> Aim of the exercise
Those lines of the records that contain "content" are to be located and copied.
══ Task inputs
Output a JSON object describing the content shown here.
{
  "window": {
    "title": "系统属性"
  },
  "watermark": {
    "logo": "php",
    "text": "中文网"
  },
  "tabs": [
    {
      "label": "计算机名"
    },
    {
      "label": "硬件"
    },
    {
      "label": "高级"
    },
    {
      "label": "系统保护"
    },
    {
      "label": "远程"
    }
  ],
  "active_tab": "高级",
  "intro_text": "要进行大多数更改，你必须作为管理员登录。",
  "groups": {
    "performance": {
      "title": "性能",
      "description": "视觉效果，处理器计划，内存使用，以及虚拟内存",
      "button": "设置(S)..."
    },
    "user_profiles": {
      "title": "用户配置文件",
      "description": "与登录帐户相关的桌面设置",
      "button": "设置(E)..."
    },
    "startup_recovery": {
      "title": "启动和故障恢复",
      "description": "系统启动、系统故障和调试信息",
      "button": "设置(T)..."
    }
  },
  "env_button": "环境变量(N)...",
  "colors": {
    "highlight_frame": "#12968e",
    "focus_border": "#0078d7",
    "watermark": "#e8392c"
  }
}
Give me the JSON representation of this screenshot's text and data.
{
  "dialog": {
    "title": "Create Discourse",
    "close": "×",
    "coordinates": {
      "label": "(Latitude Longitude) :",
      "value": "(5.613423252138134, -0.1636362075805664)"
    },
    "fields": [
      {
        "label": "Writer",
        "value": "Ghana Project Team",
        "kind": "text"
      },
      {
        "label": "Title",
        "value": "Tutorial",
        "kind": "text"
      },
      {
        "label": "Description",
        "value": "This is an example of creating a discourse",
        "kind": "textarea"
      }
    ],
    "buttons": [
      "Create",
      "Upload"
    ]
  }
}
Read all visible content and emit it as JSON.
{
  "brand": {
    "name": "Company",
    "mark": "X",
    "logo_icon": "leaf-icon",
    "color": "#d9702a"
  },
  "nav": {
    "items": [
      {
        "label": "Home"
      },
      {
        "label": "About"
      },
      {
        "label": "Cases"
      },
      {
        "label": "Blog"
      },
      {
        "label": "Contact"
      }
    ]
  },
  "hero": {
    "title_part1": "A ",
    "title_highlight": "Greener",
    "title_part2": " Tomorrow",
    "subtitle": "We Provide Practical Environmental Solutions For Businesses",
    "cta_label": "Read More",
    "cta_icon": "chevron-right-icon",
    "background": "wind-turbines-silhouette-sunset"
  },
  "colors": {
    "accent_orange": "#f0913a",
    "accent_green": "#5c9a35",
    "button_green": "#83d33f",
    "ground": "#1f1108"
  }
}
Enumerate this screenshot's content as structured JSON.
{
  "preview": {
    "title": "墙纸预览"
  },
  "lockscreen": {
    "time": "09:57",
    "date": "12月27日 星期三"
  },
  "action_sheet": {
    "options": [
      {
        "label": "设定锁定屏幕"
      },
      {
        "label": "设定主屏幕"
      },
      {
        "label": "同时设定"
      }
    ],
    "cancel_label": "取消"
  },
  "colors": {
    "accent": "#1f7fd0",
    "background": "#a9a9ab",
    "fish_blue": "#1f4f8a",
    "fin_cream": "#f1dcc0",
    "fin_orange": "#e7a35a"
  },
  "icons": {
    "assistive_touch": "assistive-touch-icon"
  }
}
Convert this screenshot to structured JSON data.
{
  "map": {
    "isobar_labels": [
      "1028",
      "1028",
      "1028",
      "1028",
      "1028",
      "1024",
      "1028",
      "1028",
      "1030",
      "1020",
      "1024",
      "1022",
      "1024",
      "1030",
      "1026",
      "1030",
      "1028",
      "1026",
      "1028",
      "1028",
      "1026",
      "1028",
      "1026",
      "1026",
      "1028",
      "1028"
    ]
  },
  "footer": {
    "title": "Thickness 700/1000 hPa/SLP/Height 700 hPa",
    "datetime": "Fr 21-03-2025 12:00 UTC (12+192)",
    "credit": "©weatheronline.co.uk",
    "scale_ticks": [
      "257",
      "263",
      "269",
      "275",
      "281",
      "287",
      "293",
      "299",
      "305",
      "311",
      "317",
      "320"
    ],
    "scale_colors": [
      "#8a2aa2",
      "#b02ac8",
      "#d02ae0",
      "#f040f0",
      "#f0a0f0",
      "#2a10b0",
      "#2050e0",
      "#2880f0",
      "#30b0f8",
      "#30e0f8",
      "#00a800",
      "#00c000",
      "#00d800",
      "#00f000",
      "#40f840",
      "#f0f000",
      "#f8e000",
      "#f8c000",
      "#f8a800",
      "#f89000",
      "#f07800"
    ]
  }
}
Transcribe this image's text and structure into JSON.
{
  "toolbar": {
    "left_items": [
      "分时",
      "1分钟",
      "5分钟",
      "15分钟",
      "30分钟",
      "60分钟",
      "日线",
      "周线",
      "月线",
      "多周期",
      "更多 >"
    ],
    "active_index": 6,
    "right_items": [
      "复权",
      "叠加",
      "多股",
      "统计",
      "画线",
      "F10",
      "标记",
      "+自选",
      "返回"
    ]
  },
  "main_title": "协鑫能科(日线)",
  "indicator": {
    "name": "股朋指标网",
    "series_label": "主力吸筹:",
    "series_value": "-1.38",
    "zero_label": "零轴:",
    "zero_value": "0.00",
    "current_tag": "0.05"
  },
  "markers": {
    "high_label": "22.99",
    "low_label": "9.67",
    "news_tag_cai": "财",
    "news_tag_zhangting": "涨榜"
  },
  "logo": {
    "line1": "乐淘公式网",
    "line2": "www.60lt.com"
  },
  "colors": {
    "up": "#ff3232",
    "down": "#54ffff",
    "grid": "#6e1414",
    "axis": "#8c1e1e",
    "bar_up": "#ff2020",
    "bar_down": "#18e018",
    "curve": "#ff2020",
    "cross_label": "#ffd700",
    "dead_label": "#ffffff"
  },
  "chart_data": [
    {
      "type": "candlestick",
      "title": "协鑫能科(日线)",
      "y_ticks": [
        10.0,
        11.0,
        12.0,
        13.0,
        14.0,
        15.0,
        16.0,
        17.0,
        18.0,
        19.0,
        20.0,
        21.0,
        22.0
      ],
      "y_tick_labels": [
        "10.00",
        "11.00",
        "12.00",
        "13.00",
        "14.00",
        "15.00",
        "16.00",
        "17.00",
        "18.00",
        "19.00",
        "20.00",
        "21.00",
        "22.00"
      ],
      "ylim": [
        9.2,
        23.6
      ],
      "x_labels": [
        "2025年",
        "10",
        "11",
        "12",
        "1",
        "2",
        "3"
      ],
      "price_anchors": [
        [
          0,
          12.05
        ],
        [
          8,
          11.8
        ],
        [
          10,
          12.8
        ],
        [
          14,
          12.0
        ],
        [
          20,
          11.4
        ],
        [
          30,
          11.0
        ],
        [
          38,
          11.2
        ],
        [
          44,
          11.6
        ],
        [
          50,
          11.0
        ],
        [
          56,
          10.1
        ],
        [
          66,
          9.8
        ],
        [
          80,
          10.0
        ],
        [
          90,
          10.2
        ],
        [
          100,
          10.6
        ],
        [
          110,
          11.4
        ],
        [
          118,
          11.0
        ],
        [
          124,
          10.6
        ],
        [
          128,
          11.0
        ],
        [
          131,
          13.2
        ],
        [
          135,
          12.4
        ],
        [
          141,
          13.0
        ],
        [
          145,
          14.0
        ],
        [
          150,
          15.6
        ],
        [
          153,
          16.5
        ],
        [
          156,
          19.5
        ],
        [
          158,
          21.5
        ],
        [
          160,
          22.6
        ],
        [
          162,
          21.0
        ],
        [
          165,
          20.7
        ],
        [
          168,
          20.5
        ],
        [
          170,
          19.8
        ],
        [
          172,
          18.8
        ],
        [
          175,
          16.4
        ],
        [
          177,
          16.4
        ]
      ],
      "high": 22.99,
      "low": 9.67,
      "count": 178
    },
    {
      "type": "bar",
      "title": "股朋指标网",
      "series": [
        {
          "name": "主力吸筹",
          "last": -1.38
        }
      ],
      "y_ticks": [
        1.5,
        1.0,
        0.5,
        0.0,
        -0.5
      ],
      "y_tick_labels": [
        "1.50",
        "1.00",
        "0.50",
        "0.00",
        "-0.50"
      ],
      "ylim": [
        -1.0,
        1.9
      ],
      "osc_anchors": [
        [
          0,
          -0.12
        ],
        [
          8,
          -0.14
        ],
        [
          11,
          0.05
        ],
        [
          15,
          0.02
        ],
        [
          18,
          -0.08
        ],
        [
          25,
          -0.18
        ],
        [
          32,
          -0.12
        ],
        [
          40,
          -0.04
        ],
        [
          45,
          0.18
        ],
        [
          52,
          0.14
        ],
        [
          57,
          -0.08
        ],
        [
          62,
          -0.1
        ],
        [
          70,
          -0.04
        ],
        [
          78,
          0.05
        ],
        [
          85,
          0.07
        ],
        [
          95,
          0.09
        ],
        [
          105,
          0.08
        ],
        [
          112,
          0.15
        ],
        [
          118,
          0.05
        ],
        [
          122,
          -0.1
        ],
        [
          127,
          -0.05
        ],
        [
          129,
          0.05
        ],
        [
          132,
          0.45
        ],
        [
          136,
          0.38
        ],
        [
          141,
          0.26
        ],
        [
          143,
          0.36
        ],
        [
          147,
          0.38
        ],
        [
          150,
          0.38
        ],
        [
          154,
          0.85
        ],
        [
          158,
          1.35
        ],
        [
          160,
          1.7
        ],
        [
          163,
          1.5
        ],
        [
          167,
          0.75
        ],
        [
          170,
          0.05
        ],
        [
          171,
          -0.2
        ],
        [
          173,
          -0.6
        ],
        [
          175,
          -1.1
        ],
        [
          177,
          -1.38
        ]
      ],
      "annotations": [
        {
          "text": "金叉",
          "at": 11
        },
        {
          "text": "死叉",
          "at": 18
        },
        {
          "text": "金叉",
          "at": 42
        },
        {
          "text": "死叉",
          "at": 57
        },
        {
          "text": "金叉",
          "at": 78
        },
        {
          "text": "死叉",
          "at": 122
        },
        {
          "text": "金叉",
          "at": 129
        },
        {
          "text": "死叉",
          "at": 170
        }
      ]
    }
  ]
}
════
> Task response
Output a JSON object describing the content shown here.
Read all visible content and emit it as JSON.
Enumerate this screenshot's content as structured JSON.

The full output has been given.